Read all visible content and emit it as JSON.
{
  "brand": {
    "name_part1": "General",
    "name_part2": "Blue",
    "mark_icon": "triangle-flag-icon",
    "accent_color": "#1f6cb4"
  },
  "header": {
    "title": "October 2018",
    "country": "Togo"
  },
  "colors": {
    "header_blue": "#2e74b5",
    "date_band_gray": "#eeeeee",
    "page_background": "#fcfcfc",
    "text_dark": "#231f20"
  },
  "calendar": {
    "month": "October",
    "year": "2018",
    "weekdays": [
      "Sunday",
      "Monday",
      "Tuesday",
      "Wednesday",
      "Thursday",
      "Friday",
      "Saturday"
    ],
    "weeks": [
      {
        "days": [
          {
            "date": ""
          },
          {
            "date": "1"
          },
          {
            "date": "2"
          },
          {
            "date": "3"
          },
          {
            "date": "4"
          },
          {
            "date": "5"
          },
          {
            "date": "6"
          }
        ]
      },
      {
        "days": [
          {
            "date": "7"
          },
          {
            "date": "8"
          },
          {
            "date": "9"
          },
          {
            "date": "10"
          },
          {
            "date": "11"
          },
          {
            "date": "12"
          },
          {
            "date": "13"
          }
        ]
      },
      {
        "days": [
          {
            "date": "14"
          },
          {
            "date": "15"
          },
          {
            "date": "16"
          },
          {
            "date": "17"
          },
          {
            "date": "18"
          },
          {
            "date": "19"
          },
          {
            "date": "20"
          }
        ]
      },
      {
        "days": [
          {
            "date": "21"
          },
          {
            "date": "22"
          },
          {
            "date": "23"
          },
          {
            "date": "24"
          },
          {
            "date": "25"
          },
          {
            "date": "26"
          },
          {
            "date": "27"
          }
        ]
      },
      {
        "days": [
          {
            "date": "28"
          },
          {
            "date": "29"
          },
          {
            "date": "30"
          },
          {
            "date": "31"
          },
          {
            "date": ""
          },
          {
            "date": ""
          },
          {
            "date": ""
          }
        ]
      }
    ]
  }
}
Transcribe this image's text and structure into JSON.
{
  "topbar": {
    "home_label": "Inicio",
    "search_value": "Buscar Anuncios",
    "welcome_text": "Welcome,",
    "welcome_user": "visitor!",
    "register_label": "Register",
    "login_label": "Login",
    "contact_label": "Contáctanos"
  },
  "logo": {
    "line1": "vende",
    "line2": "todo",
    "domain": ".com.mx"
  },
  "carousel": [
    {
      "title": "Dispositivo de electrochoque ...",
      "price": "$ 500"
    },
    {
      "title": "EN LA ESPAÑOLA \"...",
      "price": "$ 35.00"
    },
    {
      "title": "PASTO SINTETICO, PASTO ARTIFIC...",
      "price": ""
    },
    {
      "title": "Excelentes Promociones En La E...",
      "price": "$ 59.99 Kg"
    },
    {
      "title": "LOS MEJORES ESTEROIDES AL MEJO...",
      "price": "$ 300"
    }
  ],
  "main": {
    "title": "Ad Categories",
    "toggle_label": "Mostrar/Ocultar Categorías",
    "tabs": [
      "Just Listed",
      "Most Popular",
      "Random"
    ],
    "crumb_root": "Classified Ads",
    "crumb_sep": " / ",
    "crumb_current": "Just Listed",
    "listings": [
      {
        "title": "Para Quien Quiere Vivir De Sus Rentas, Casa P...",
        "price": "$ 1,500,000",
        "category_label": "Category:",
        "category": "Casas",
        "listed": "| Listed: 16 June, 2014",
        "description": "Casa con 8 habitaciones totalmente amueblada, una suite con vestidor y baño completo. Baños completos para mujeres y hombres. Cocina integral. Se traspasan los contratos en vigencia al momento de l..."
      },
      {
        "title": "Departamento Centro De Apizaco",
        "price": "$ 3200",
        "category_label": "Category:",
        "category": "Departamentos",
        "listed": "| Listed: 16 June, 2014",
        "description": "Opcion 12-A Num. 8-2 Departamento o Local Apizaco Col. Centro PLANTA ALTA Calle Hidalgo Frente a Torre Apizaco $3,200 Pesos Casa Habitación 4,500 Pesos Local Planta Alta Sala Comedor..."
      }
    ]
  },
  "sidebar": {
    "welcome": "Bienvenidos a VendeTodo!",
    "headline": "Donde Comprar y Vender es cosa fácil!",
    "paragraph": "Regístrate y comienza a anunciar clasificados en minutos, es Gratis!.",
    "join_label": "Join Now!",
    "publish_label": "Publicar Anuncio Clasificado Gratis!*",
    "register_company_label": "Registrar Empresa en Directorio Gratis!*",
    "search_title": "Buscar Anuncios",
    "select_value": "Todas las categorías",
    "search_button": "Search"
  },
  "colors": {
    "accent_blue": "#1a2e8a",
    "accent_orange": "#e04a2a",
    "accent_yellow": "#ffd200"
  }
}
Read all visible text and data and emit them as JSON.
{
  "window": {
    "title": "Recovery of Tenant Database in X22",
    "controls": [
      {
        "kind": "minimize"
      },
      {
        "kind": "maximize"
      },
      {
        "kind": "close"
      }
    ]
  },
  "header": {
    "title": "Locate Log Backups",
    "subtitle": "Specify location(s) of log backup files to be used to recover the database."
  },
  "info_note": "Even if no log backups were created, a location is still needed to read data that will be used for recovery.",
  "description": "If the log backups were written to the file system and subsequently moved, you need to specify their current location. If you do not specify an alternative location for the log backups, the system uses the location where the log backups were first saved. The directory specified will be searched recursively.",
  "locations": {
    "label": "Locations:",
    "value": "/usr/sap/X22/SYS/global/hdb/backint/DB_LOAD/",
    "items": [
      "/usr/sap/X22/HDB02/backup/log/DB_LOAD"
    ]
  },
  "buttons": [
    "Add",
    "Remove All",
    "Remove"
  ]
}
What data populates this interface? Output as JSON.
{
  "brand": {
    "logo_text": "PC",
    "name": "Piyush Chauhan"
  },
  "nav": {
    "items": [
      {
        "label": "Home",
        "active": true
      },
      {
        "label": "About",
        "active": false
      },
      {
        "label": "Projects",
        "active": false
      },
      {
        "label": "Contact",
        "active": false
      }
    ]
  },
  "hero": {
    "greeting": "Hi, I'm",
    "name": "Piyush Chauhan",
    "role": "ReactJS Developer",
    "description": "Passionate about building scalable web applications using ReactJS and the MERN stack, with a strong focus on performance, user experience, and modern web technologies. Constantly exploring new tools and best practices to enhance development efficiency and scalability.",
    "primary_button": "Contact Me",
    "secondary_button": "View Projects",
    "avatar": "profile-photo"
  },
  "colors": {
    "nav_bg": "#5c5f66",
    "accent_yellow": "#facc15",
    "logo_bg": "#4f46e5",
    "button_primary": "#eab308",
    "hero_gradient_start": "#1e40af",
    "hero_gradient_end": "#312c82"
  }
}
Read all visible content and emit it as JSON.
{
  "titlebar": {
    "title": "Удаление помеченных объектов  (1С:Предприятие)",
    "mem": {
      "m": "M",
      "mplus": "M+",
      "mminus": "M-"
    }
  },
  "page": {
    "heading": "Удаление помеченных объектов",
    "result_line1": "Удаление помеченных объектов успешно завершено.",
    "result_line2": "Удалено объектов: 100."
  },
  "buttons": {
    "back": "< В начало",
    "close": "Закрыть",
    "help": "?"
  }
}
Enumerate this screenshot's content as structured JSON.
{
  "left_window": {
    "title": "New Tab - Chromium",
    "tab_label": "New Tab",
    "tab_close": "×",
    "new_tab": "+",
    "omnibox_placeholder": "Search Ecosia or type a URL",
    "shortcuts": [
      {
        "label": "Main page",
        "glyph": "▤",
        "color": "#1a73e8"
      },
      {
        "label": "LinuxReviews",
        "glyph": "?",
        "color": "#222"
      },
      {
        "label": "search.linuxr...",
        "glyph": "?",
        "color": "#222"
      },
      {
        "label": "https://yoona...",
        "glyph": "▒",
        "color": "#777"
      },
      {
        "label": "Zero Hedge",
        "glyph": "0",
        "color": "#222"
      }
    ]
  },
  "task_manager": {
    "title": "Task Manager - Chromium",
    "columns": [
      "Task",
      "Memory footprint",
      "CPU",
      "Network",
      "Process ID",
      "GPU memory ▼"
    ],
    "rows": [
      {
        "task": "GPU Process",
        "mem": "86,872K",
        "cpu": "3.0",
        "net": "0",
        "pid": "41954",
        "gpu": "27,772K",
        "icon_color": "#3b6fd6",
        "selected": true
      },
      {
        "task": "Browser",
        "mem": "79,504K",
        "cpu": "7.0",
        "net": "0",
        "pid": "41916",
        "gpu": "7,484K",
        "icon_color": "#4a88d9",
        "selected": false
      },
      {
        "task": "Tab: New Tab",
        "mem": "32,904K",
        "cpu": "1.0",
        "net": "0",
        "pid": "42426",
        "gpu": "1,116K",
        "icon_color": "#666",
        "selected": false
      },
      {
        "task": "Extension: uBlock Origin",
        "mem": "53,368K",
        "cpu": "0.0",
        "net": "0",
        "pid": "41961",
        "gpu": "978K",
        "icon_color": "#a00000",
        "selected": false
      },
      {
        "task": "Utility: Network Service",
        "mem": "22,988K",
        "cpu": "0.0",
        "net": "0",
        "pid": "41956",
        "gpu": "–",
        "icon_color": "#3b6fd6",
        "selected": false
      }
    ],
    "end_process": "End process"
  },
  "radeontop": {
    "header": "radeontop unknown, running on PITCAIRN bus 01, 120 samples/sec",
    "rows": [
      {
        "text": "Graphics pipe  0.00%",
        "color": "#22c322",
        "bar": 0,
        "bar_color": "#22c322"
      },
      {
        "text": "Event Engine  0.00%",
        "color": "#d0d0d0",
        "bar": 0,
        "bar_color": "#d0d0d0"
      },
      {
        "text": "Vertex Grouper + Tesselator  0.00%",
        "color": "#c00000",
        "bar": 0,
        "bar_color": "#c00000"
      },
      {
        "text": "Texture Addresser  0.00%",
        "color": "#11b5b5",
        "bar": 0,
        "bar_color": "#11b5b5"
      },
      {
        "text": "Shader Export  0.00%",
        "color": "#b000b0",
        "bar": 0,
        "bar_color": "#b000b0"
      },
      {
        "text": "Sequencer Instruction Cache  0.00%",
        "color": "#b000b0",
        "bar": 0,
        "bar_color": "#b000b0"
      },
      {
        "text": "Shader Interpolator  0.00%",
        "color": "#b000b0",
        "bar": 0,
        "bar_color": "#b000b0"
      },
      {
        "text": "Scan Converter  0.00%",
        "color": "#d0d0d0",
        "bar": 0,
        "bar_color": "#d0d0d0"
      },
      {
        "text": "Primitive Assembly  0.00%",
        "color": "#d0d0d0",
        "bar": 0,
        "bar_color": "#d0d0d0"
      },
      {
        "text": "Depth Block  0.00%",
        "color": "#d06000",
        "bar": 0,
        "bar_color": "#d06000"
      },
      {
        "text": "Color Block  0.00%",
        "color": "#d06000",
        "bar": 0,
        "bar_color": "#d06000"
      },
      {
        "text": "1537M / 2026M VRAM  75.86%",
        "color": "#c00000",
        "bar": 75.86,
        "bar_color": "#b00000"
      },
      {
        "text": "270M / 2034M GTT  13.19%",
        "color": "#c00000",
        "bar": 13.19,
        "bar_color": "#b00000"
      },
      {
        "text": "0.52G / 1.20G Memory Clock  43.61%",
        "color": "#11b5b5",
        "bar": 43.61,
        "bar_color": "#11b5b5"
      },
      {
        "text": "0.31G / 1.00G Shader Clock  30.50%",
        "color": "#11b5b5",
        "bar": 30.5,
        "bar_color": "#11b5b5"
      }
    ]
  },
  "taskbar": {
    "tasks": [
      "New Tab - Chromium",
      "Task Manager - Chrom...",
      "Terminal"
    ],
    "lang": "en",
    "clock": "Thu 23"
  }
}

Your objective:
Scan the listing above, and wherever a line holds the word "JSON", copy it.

Reply:
Read all visible content and emit it as JSON.
Transcribe this image's text and structure into JSON.
Read all visible text and data and emit them as JSON.
What data populates this interface? Output as JSON.
Read all visible content and emit it as JSON.
Enumerate this screenshot's content as structured JSON.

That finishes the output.